- **BRIEF**:
From the first entry to the last, copy everything exactly except the pictures.

- **DATA TO USE**:

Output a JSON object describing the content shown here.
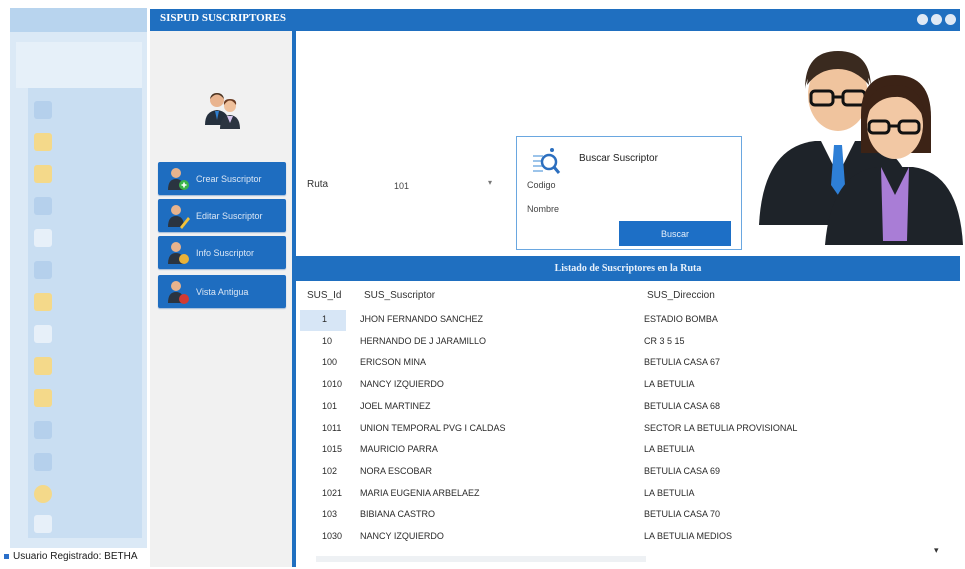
{
  "window": {
    "title": "SISPUD SUSCRIPTORES"
  },
  "status": {
    "text": "Usuario Registrado: BETHA"
  },
  "menu": [
    {
      "label": "Crear Suscriptor",
      "icon": "user-add-icon"
    },
    {
      "label": "Editar Suscriptor",
      "icon": "user-edit-icon"
    },
    {
      "label": "Info Suscriptor",
      "icon": "user-info-icon"
    },
    {
      "label": "Vista Antigua",
      "icon": "user-old-view-icon"
    }
  ],
  "filter": {
    "ruta_label": "Ruta",
    "ruta_value": "101"
  },
  "search": {
    "title": "Buscar Suscriptor",
    "codigo_label": "Codigo",
    "nombre_label": "Nombre",
    "button": "Buscar"
  },
  "list": {
    "title": "Listado de Suscriptores en la Ruta",
    "columns": [
      "SUS_Id",
      "SUS_Suscriptor",
      "SUS_Direccion"
    ],
    "rows": [
      {
        "id": "1",
        "name": "JHON FERNANDO SANCHEZ",
        "address": "ESTADIO BOMBA"
      },
      {
        "id": "10",
        "name": "HERNANDO DE J JARAMILLO",
        "address": "CR 3 5 15"
      },
      {
        "id": "100",
        "name": "ERICSON MINA",
        "address": "BETULIA CASA 67"
      },
      {
        "id": "1010",
        "name": "NANCY IZQUIERDO",
        "address": "LA BETULIA"
      },
      {
        "id": "101",
        "name": "JOEL MARTINEZ",
        "address": "BETULIA CASA 68"
      },
      {
        "id": "1011",
        "name": "UNION TEMPORAL PVG I CALDAS",
        "address": "SECTOR LA BETULIA PROVISIONAL"
      },
      {
        "id": "1015",
        "name": "MAURICIO PARRA",
        "address": "LA BETULIA"
      },
      {
        "id": "102",
        "name": "NORA ESCOBAR",
        "address": "BETULIA CASA 69"
      },
      {
        "id": "1021",
        "name": "MARIA EUGENIA ARBELAEZ",
        "address": "LA BETULIA"
      },
      {
        "id": "103",
        "name": "BIBIANA CASTRO",
        "address": "BETULIA CASA 70"
      },
      {
        "id": "1030",
        "name": "NANCY IZQUIERDO",
        "address": "LA BETULIA MEDIOS"
      }
    ]
  },
  "colors": {
    "accent": "#1f6fc0",
    "button": "#1e6dc0",
    "selection": "#d7e6f6"
  }
}
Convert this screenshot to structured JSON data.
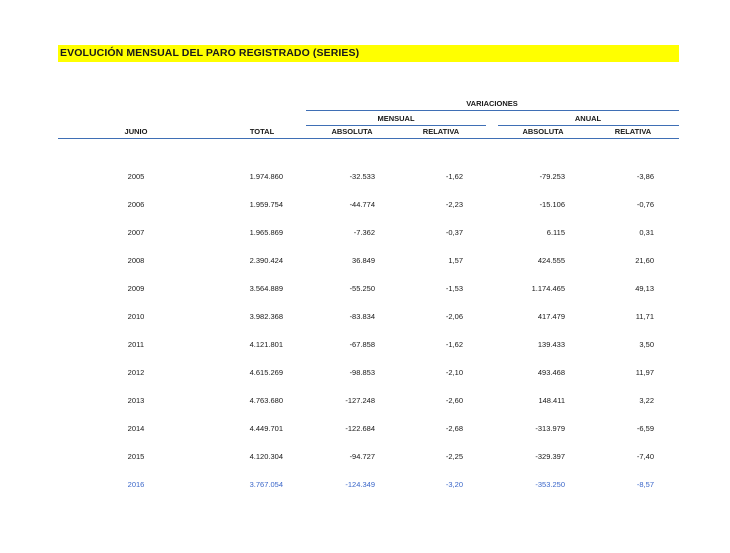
{
  "title": "EVOLUCIÓN MENSUAL DEL PARO REGISTRADO (SERIES)",
  "headers": {
    "variaciones": "VARIACIONES",
    "mensual": "MENSUAL",
    "anual": "ANUAL",
    "month": "JUNIO",
    "total": "TOTAL",
    "abs_mensual": "ABSOLUTA",
    "rel_mensual": "RELATIVA",
    "abs_anual": "ABSOLUTA",
    "rel_anual": "RELATIVA"
  },
  "colors": {
    "highlight_bar": "#ffff00",
    "rule": "#3f6fb5",
    "last_row_text": "#3a66c9"
  },
  "rows": [
    {
      "year": "2005",
      "total": "1.974.860",
      "abs_m": "-32.533",
      "rel_m": "-1,62",
      "abs_a": "-79.253",
      "rel_a": "-3,86"
    },
    {
      "year": "2006",
      "total": "1.959.754",
      "abs_m": "-44.774",
      "rel_m": "-2,23",
      "abs_a": "-15.106",
      "rel_a": "-0,76"
    },
    {
      "year": "2007",
      "total": "1.965.869",
      "abs_m": "-7.362",
      "rel_m": "-0,37",
      "abs_a": "6.115",
      "rel_a": "0,31"
    },
    {
      "year": "2008",
      "total": "2.390.424",
      "abs_m": "36.849",
      "rel_m": "1,57",
      "abs_a": "424.555",
      "rel_a": "21,60"
    },
    {
      "year": "2009",
      "total": "3.564.889",
      "abs_m": "-55.250",
      "rel_m": "-1,53",
      "abs_a": "1.174.465",
      "rel_a": "49,13"
    },
    {
      "year": "2010",
      "total": "3.982.368",
      "abs_m": "-83.834",
      "rel_m": "-2,06",
      "abs_a": "417.479",
      "rel_a": "11,71"
    },
    {
      "year": "2011",
      "total": "4.121.801",
      "abs_m": "-67.858",
      "rel_m": "-1,62",
      "abs_a": "139.433",
      "rel_a": "3,50"
    },
    {
      "year": "2012",
      "total": "4.615.269",
      "abs_m": "-98.853",
      "rel_m": "-2,10",
      "abs_a": "493.468",
      "rel_a": "11,97"
    },
    {
      "year": "2013",
      "total": "4.763.680",
      "abs_m": "-127.248",
      "rel_m": "-2,60",
      "abs_a": "148.411",
      "rel_a": "3,22"
    },
    {
      "year": "2014",
      "total": "4.449.701",
      "abs_m": "-122.684",
      "rel_m": "-2,68",
      "abs_a": "-313.979",
      "rel_a": "-6,59"
    },
    {
      "year": "2015",
      "total": "4.120.304",
      "abs_m": "-94.727",
      "rel_m": "-2,25",
      "abs_a": "-329.397",
      "rel_a": "-7,40"
    },
    {
      "year": "2016",
      "total": "3.767.054",
      "abs_m": "-124.349",
      "rel_m": "-3,20",
      "abs_a": "-353.250",
      "rel_a": "-8,57"
    }
  ]
}
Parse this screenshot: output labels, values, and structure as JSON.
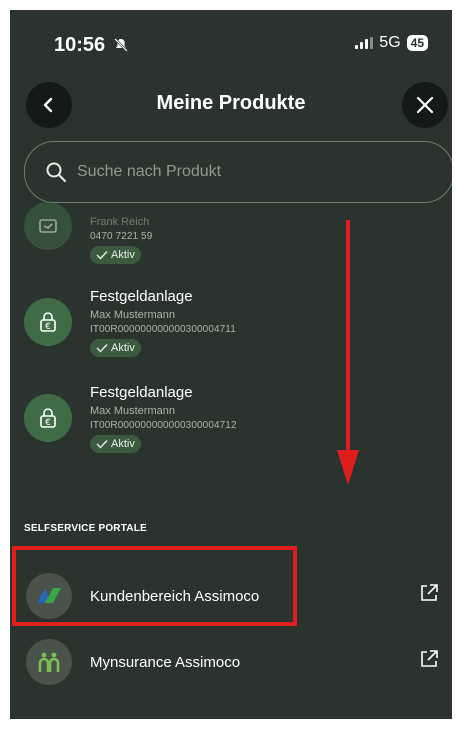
{
  "status": {
    "time": "10:56",
    "network": "5G",
    "battery": "45"
  },
  "header": {
    "title": "Meine Produkte"
  },
  "search": {
    "placeholder": "Suche nach Produkt"
  },
  "products": [
    {
      "name": "",
      "owner": "Frank Reich",
      "iban": "0470 7221 59",
      "status": "Aktiv",
      "icon": "device-icon"
    },
    {
      "name": "Festgeldanlage",
      "owner": "Max Mustermann",
      "iban": "IT00R000000000000300004711",
      "status": "Aktiv",
      "icon": "euro-lock-icon"
    },
    {
      "name": "Festgeldanlage",
      "owner": "Max Mustermann",
      "iban": "IT00R000000000000300004712",
      "status": "Aktiv",
      "icon": "euro-lock-icon"
    }
  ],
  "portals": {
    "section_title": "SELFSERVICE PORTALE",
    "items": [
      {
        "label": "Kundenbereich Assimoco",
        "icon": "assimoco-logo-icon"
      },
      {
        "label": "Mynsurance Assimoco",
        "icon": "mynsurance-logo-icon"
      }
    ]
  },
  "annotation_color": "#e01e1e"
}
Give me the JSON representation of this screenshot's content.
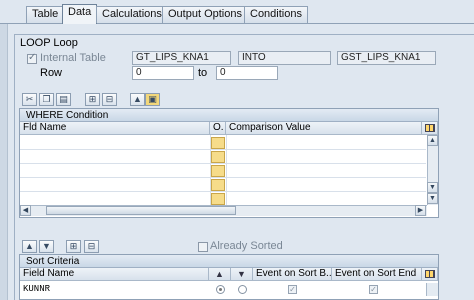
{
  "tabs": [
    {
      "label": "Table"
    },
    {
      "label": "Data"
    },
    {
      "label": "Calculations"
    },
    {
      "label": "Output Options"
    },
    {
      "label": "Conditions"
    }
  ],
  "loop": {
    "group_title": "LOOP Loop",
    "internal_table_label": "Internal Table",
    "internal_table_value": "GT_LIPS_KNA1",
    "mode_value": "INTO",
    "target_value": "GST_LIPS_KNA1",
    "row_label": "Row",
    "row_from": "0",
    "to_label": "to",
    "row_to": "0"
  },
  "where_table": {
    "title": "WHERE Condition",
    "columns": [
      "Fld Name",
      "O.",
      "Comparison Value"
    ]
  },
  "sort": {
    "already_sorted_label": "Already Sorted",
    "title": "Sort Criteria",
    "columns": [
      "Field Name",
      "Event on Sort B...",
      "Event on Sort End"
    ],
    "rows": [
      {
        "field": "KUNNR"
      }
    ]
  },
  "icons": {
    "toolbar1": [
      "cut-icon",
      "copy-icon",
      "paste-icon",
      "insert-row-icon",
      "delete-row-icon",
      "move-up-icon",
      "lock-icon"
    ],
    "toolbar2": [
      "arrow-up-icon",
      "arrow-down-icon",
      "insert-row-icon",
      "delete-row-icon"
    ]
  }
}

- **ANSWER TO THIS EXERCISE**:
Output a JSON object describing the content shown here.
{
  "window": {
    "title": "SISPUD SUSCRIPTORES"
  },
  "status": {
    "text": "Usuario Registrado: BETHA"
  },
  "menu": [
    {
      "label": "Crear Suscriptor",
      "icon": "user-add-icon"
    },
    {
      "label": "Editar Suscriptor",
      "icon": "user-edit-icon"
    },
    {
      "label": "Info Suscriptor",
      "icon": "user-info-icon"
    },
    {
      "label": "Vista Antigua",
      "icon": "user-old-view-icon"
    }
  ],
  "filter": {
    "ruta_label": "Ruta",
    "ruta_value": "101"
  },
  "search": {
    "title": "Buscar Suscriptor",
    "codigo_label": "Codigo",
    "nombre_label": "Nombre",
    "button": "Buscar"
  },
  "list": {
    "title": "Listado de Suscriptores en la Ruta",
    "columns": [
      "SUS_Id",
      "SUS_Suscriptor",
      "SUS_Direccion"
    ],
    "rows": [
      {
        "id": "1",
        "name": "JHON FERNANDO SANCHEZ",
        "address": "ESTADIO BOMBA"
      },
      {
        "id": "10",
        "name": "HERNANDO DE J JARAMILLO",
        "address": "CR 3 5 15"
      },
      {
        "id": "100",
        "name": "ERICSON MINA",
        "address": "BETULIA CASA 67"
      },
      {
        "id": "1010",
        "name": "NANCY IZQUIERDO",
        "address": "LA BETULIA"
      },
      {
        "id": "101",
        "name": "JOEL MARTINEZ",
        "address": "BETULIA CASA 68"
      },
      {
        "id": "1011",
        "name": "UNION TEMPORAL PVG I CALDAS",
        "address": "SECTOR LA BETULIA PROVISIONAL"
      },
      {
        "id": "1015",
        "name": "MAURICIO PARRA",
        "address": "LA BETULIA"
      },
      {
        "id": "102",
        "name": "NORA ESCOBAR",
        "address": "BETULIA CASA 69"
      },
      {
        "id": "1021",
        "name": "MARIA EUGENIA ARBELAEZ",
        "address": "LA BETULIA"
      },
      {
        "id": "103",
        "name": "BIBIANA CASTRO",
        "address": "BETULIA CASA 70"
      },
      {
        "id": "1030",
        "name": "NANCY IZQUIERDO",
        "address": "LA BETULIA MEDIOS"
      }
    ]
  },
  "colors": {
    "accent": "#1f6fc0",
    "button": "#1e6dc0",
    "selection": "#d7e6f6"
  }
}
Convert this screenshot to structured JSON data.
{
  "title": "EVOLUCIÓN MENSUAL DEL PARO REGISTRADO (SERIES)",
  "headers": {
    "variaciones": "VARIACIONES",
    "mensual": "MENSUAL",
    "anual": "ANUAL",
    "month": "JUNIO",
    "total": "TOTAL",
    "abs_mensual": "ABSOLUTA",
    "rel_mensual": "RELATIVA",
    "abs_anual": "ABSOLUTA",
    "rel_anual": "RELATIVA"
  },
  "colors": {
    "highlight_bar": "#ffff00",
    "rule": "#3f6fb5",
    "last_row_text": "#3a66c9"
  },
  "rows": [
    {
      "year": "2005",
      "total": "1.974.860",
      "abs_m": "-32.533",
      "rel_m": "-1,62",
      "abs_a": "-79.253",
      "rel_a": "-3,86"
    },
    {
      "year": "2006",
      "total": "1.959.754",
      "abs_m": "-44.774",
      "rel_m": "-2,23",
      "abs_a": "-15.106",
      "rel_a": "-0,76"
    },
    {
      "year": "2007",
      "total": "1.965.869",
      "abs_m": "-7.362",
      "rel_m": "-0,37",
      "abs_a": "6.115",
      "rel_a": "0,31"
    },
    {
      "year": "2008",
      "total": "2.390.424",
      "abs_m": "36.849",
      "rel_m": "1,57",
      "abs_a": "424.555",
      "rel_a": "21,60"
    },
    {
      "year": "2009",
      "total": "3.564.889",
      "abs_m": "-55.250",
      "rel_m": "-1,53",
      "abs_a": "1.174.465",
      "rel_a": "49,13"
    },
    {
      "year": "2010",
      "total": "3.982.368",
      "abs_m": "-83.834",
      "rel_m": "-2,06",
      "abs_a": "417.479",
      "rel_a": "11,71"
    },
    {
      "year": "2011",
      "total": "4.121.801",
      "abs_m": "-67.858",
      "rel_m": "-1,62",
      "abs_a": "139.433",
      "rel_a": "3,50"
    },
    {
      "year": "2012",
      "total": "4.615.269",
      "abs_m": "-98.853",
      "rel_m": "-2,10",
      "abs_a": "493.468",
      "rel_a": "11,97"
    },
    {
      "year": "2013",
      "total": "4.763.680",
      "abs_m": "-127.248",
      "rel_m": "-2,60",
      "abs_a": "148.411",
      "rel_a": "3,22"
    },
    {
      "year": "2014",
      "total": "4.449.701",
      "abs_m": "-122.684",
      "rel_m": "-2,68",
      "abs_a": "-313.979",
      "rel_a": "-6,59"
    },
    {
      "year": "2015",
      "total": "4.120.304",
      "abs_m": "-94.727",
      "rel_m": "-2,25",
      "abs_a": "-329.397",
      "rel_a": "-7,40"
    },
    {
      "year": "2016",
      "total": "3.767.054",
      "abs_m": "-124.349",
      "rel_m": "-3,20",
      "abs_a": "-353.250",
      "rel_a": "-8,57"
    }
  ]
}
Parse this screenshot: output labels, values, and structure as JSON.
{
  "status": {
    "time": "10:56",
    "network": "5G",
    "battery": "45"
  },
  "header": {
    "title": "Meine Produkte"
  },
  "search": {
    "placeholder": "Suche nach Produkt"
  },
  "products": [
    {
      "name": "",
      "owner": "Frank Reich",
      "iban": "0470 7221 59",
      "status": "Aktiv",
      "icon": "device-icon"
    },
    {
      "name": "Festgeldanlage",
      "owner": "Max Mustermann",
      "iban": "IT00R000000000000300004711",
      "status": "Aktiv",
      "icon": "euro-lock-icon"
    },
    {
      "name": "Festgeldanlage",
      "owner": "Max Mustermann",
      "iban": "IT00R000000000000300004712",
      "status": "Aktiv",
      "icon": "euro-lock-icon"
    }
  ],
  "portals": {
    "section_title": "SELFSERVICE PORTALE",
    "items": [
      {
        "label": "Kundenbereich Assimoco",
        "icon": "assimoco-logo-icon"
      },
      {
        "label": "Mynsurance Assimoco",
        "icon": "mynsurance-logo-icon"
      }
    ]
  },
  "annotation_color": "#e01e1e"
}
Give me the JSON representation of this screenshot's content.
{
  "tabs": [
    {
      "label": "Table"
    },
    {
      "label": "Data"
    },
    {
      "label": "Calculations"
    },
    {
      "label": "Output Options"
    },
    {
      "label": "Conditions"
    }
  ],
  "loop": {
    "group_title": "LOOP Loop",
    "internal_table_label": "Internal Table",
    "internal_table_value": "GT_LIPS_KNA1",
    "mode_value": "INTO",
    "target_value": "GST_LIPS_KNA1",
    "row_label": "Row",
    "row_from": "0",
    "to_label": "to",
    "row_to": "0"
  },
  "where_table": {
    "title": "WHERE Condition",
    "columns": [
      "Fld Name",
      "O.",
      "Comparison Value"
    ]
  },
  "sort": {
    "already_sorted_label": "Already Sorted",
    "title": "Sort Criteria",
    "columns": [
      "Field Name",
      "Event on Sort B...",
      "Event on Sort End"
    ],
    "rows": [
      {
        "field": "KUNNR"
      }
    ]
  },
  "icons": {
    "toolbar1": [
      "cut-icon",
      "copy-icon",
      "paste-icon",
      "insert-row-icon",
      "delete-row-icon",
      "move-up-icon",
      "lock-icon"
    ],
    "toolbar2": [
      "arrow-up-icon",
      "arrow-down-icon",
      "insert-row-icon",
      "delete-row-icon"
    ]
  }
}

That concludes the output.